If you want to avoid capital gains tax on the sale of rental property, then you’ll likely need to plan ahead. Take some time to consider your finances and living situation. If you can find a way to avoid capital gains taxes, then you can likely accelerate your path to financial independence. However, it may not always be possible to make this happen. 

Look at your long-term investment plans. Perhaps a 1031 exchange is the right path. Maybe you want to try house hacking at your rental property to avoid capital gains and lower your housing expenses at the same time. The right answer will depend on your unique situation. 

If you aren’t sure what the best choice is, then talk to a CPA. A CPA can help you navigate the tricky waters of tax planning as a real estate investor. With solid guidance from a tax professional, you can breathe more easily about these decisions. 
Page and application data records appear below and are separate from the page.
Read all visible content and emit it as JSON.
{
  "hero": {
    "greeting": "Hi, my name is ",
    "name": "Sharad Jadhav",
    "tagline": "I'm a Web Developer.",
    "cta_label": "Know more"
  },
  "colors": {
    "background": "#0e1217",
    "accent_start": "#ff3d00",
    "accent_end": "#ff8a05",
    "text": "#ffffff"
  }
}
Not sure how to find a great CPA? Look for someone that is very familiar with real estate and has a specialized background to prove it. Take advantage of the top tips offered by Amanda Han on how to find a quality CPA for your real estate investment portfolio on the House Hacking podcast. The right CPA will be able to point you in the right direction. 

The bottom line

No one wants to pay capital gains taxes. A big tax bill can delay your financial independence plans and real estate investment goals. Luckily, there are several ways to avoid paying capital gains. Through each of these perfectly legal options, you have the opportunity to save thousands of dollars. Think of what you could do with the savings!

If you are looking to further optimize your path to financial independence as a real estate investor, then I highly recommend considering house hacking. With the help of house hacking, you can reduce or eliminate your housing expense. Depending on your lifestyle, this could cut hundreds, or thousands, of dollars out of your monthly expenses. 

Are you interested in giving house hacking a try? Check out our complete guide to house hacking today.